Segment Open

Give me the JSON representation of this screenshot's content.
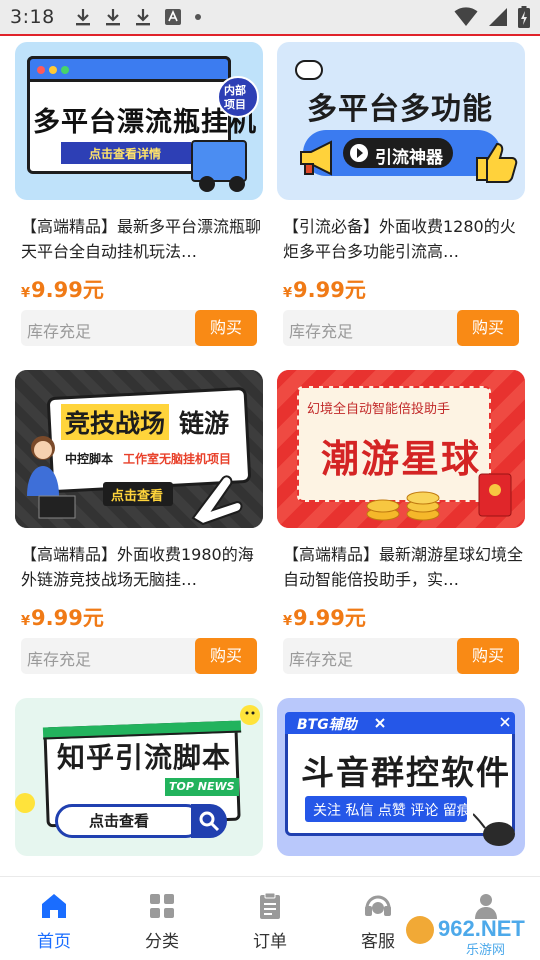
{
  "status_bar": {
    "time": "3:18"
  },
  "products": [
    {
      "thumb_lines": [
        "多平台漂流瓶挂机",
        "点击查看详情",
        "内部",
        "项目"
      ],
      "title": "【高端精品】最新多平台漂流瓶聊天平台全自动挂机玩法…",
      "currency": "¥",
      "price": "9.99元",
      "stock": "库存充足",
      "buy_label": "购买"
    },
    {
      "thumb_lines": [
        "多平台多功能",
        "引流神器"
      ],
      "title": "【引流必备】外面收费1280的火炬多平台多功能引流高…",
      "currency": "¥",
      "price": "9.99元",
      "stock": "库存充足",
      "buy_label": "购买"
    },
    {
      "thumb_lines": [
        "竞技战场",
        "链游",
        "中控脚本",
        "工作室无脑挂机项目",
        "点击查看"
      ],
      "title": "【高端精品】外面收费1980的海外链游竞技战场无脑挂…",
      "currency": "¥",
      "price": "9.99元",
      "stock": "库存充足",
      "buy_label": "购买"
    },
    {
      "thumb_lines": [
        "幻境全自动智能倍投助手",
        "潮游星球"
      ],
      "title": "【高端精品】最新潮游星球幻境全自动智能倍投助手，实…",
      "currency": "¥",
      "price": "9.99元",
      "stock": "库存充足",
      "buy_label": "购买"
    },
    {
      "thumb_lines": [
        "知乎引流脚本",
        "TOP NEWS",
        "点击查看"
      ],
      "title": "",
      "currency": "",
      "price": "",
      "stock": "",
      "buy_label": ""
    },
    {
      "thumb_lines": [
        "BTG辅助",
        "斗音群控软件",
        "关注 私信 点赞 评论 留痕"
      ],
      "title": "",
      "currency": "",
      "price": "",
      "stock": "",
      "buy_label": ""
    }
  ],
  "bottom_nav": [
    {
      "label": "首页",
      "icon": "home-icon",
      "active": true
    },
    {
      "label": "分类",
      "icon": "grid-icon",
      "active": false
    },
    {
      "label": "订单",
      "icon": "clipboard-icon",
      "active": false
    },
    {
      "label": "客服",
      "icon": "headset-icon",
      "active": false
    },
    {
      "label": "",
      "icon": "user-icon",
      "active": false
    }
  ],
  "watermark": {
    "text": "962.NET",
    "subtext": "乐游网"
  },
  "colors": {
    "accent": "#1a6dff",
    "price": "#f07a16",
    "buy": "#f98a15",
    "status_line": "#e0222a"
  }
}
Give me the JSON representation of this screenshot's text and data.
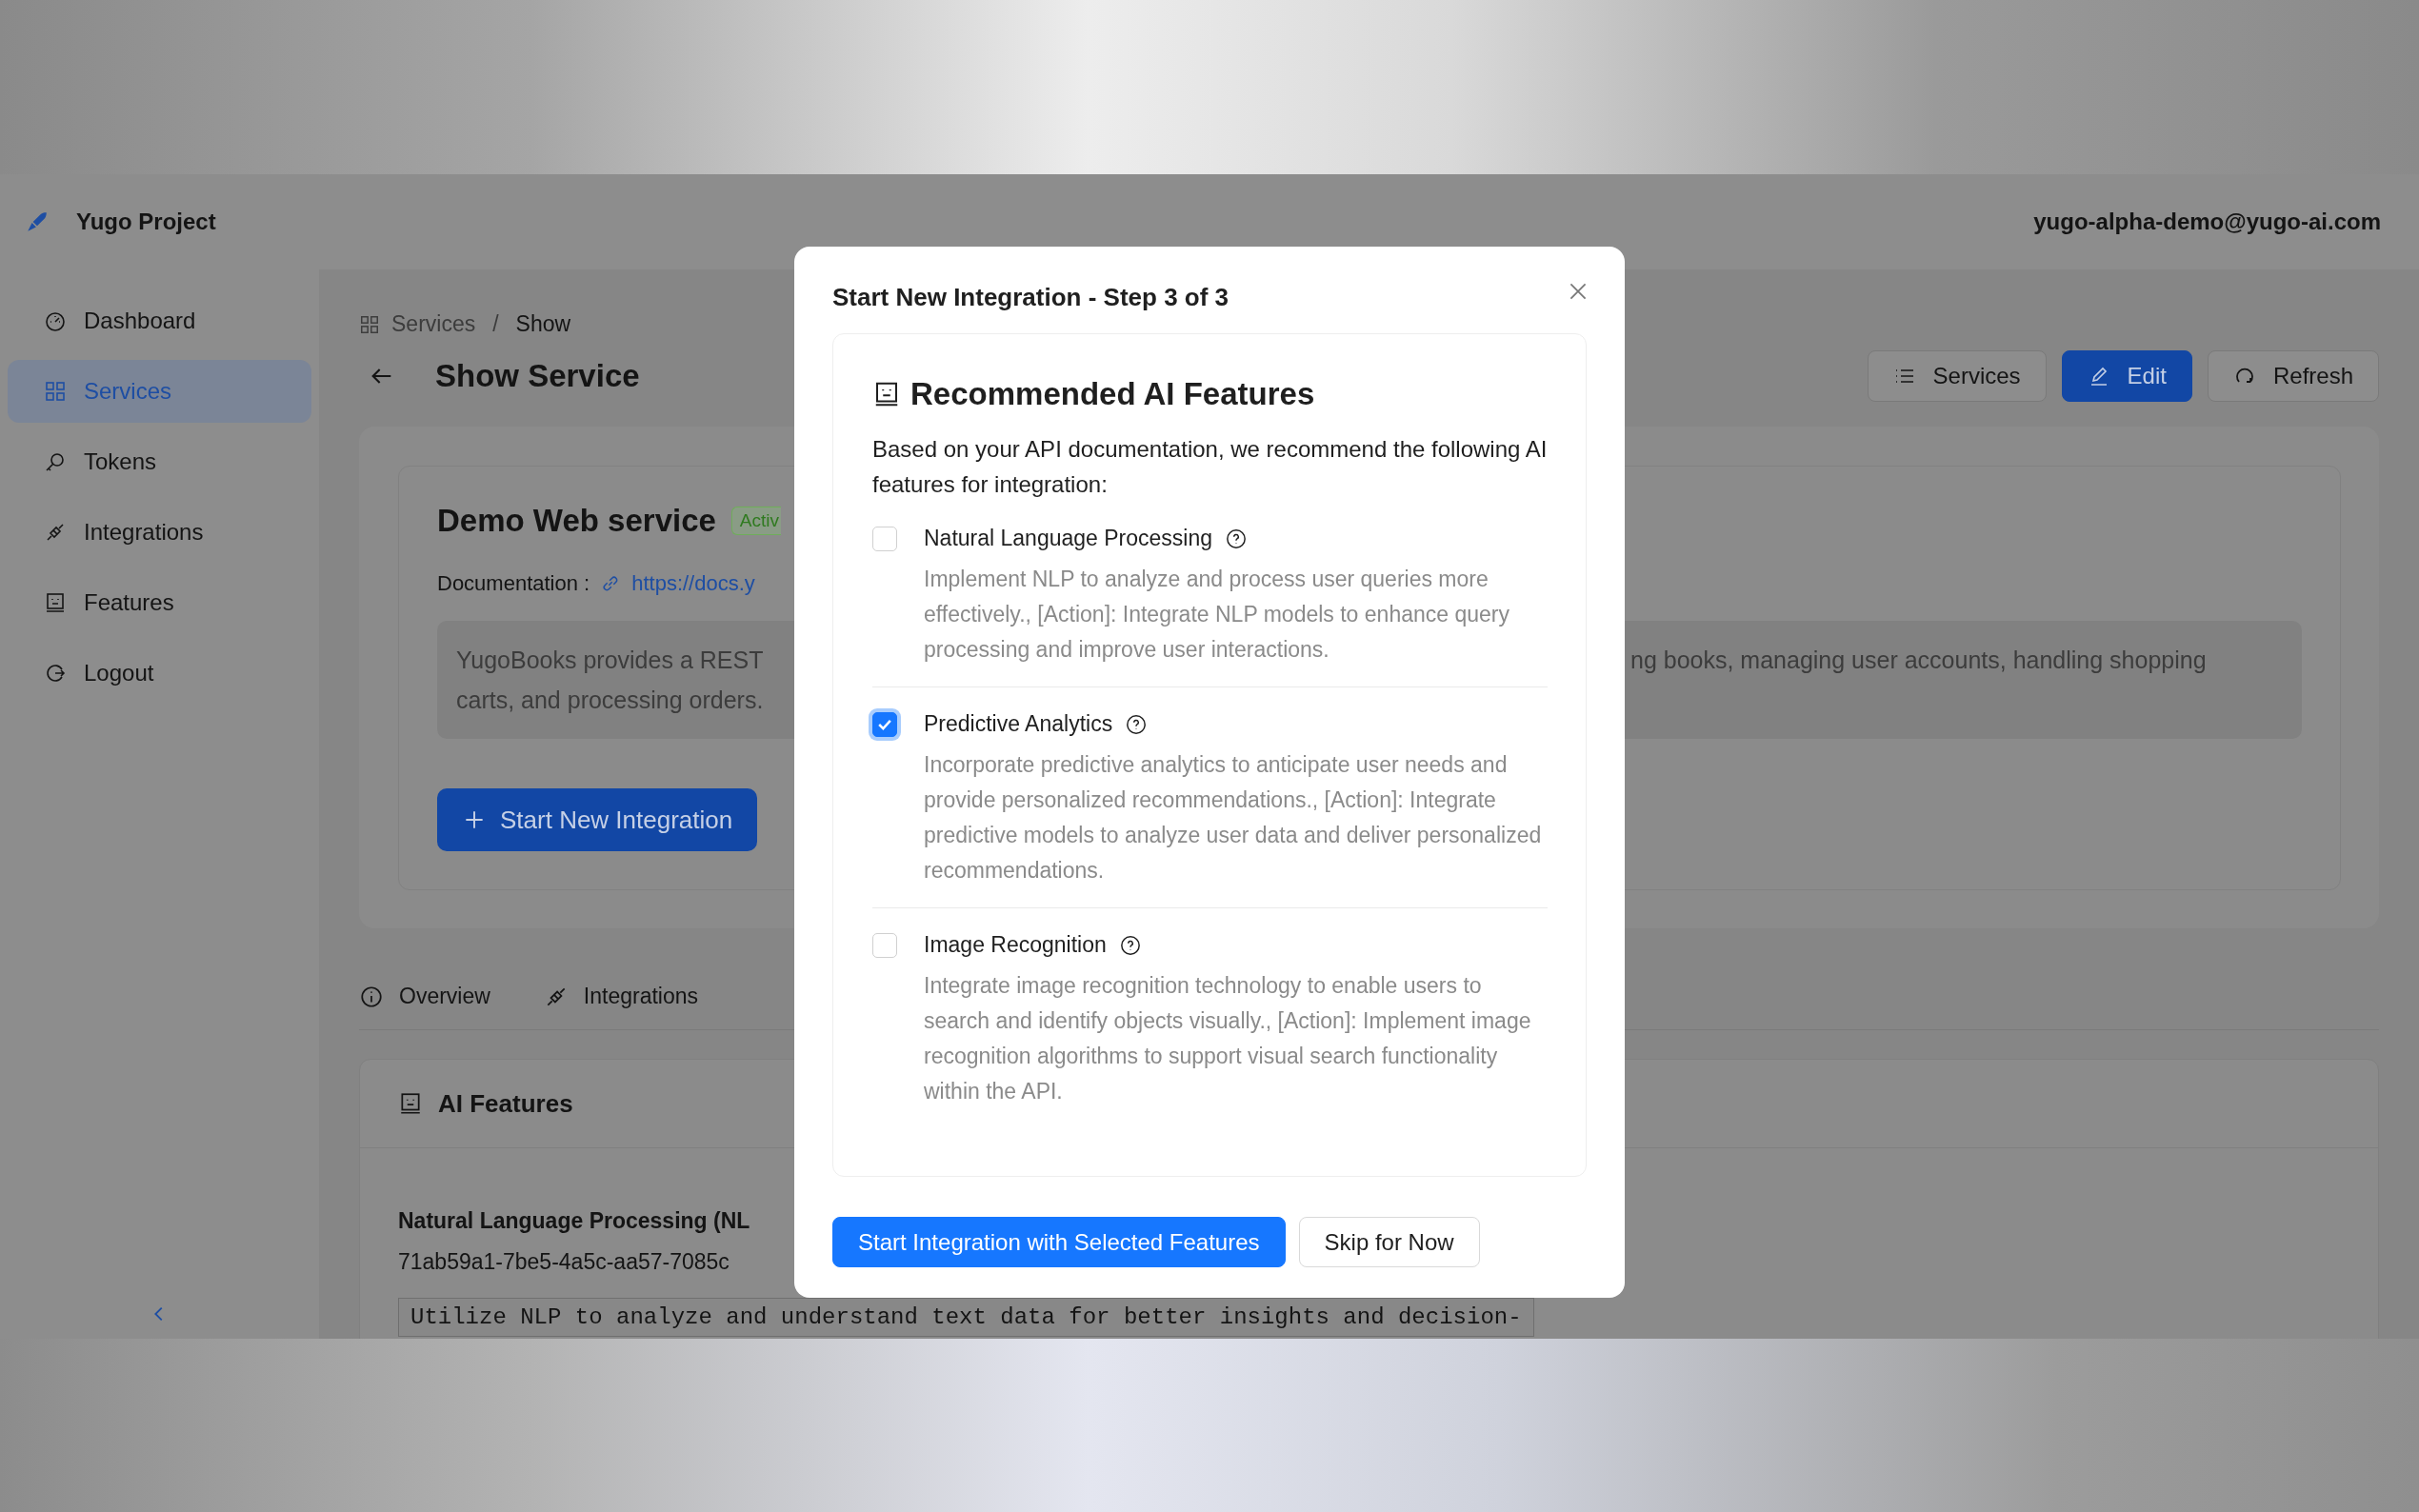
{
  "header": {
    "project": "Yugo Project",
    "user_email": "yugo-alpha-demo@yugo-ai.com"
  },
  "sidebar": {
    "items": [
      {
        "label": "Dashboard",
        "selected": false
      },
      {
        "label": "Services",
        "selected": true
      },
      {
        "label": "Tokens",
        "selected": false
      },
      {
        "label": "Integrations",
        "selected": false
      },
      {
        "label": "Features",
        "selected": false
      },
      {
        "label": "Logout",
        "selected": false
      }
    ]
  },
  "breadcrumb": [
    "Services",
    "Show"
  ],
  "breadcrumb_separator": "/",
  "page_title": "Show Service",
  "header_buttons": [
    {
      "label": "Services",
      "kind": "default"
    },
    {
      "label": "Edit",
      "kind": "primary"
    },
    {
      "label": "Refresh",
      "kind": "default"
    }
  ],
  "service": {
    "name": "Demo Web service",
    "status": "Activ",
    "documentation_label": "Documentation :",
    "documentation_link": "https://docs.y",
    "description_left": [
      "YugoBooks provides a REST",
      "carts, and processing orders."
    ],
    "description_right": "ng books, managing user accounts, handling shopping",
    "action": "Start New Integration"
  },
  "tabs": [
    {
      "label": "Overview",
      "selected": false
    },
    {
      "label": "Integrations",
      "selected": false
    }
  ],
  "ai_features": {
    "title": "AI Features",
    "feature_name": "Natural Language Processing (NL",
    "feature_id": "71ab59a1-7be5-4a5c-aa57-7085c",
    "feature_text": "Utilize NLP to analyze and understand text data for better insights and decision-"
  },
  "modal": {
    "title": "Start New Integration - Step 3 of 3",
    "heading": "Recommended AI Features",
    "intro": "Based on your API documentation, we recommend the following AI features for integration:",
    "features": [
      {
        "title": "Natural Language Processing",
        "description": "Implement NLP to analyze and process user queries more effectively., [Action]: Integrate NLP models to enhance query processing and improve user interactions.",
        "checked": false
      },
      {
        "title": "Predictive Analytics",
        "description": "Incorporate predictive analytics to anticipate user needs and provide personalized recommendations., [Action]: Integrate predictive models to analyze user data and deliver personalized recommendations.",
        "checked": true
      },
      {
        "title": "Image Recognition",
        "description": "Integrate image recognition technology to enable users to search and identify objects visually., [Action]: Implement image recognition algorithms to support visual search functionality within the API.",
        "checked": false
      }
    ],
    "buttons": [
      {
        "label": "Start Integration with Selected Features",
        "kind": "primary"
      },
      {
        "label": "Skip for Now",
        "kind": "default"
      }
    ]
  }
}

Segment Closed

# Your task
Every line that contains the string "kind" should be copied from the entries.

# Task output
      "kind": "default"
      "kind": "primary"
      "kind": "default"
        "kind": "primary"
        "kind": "default"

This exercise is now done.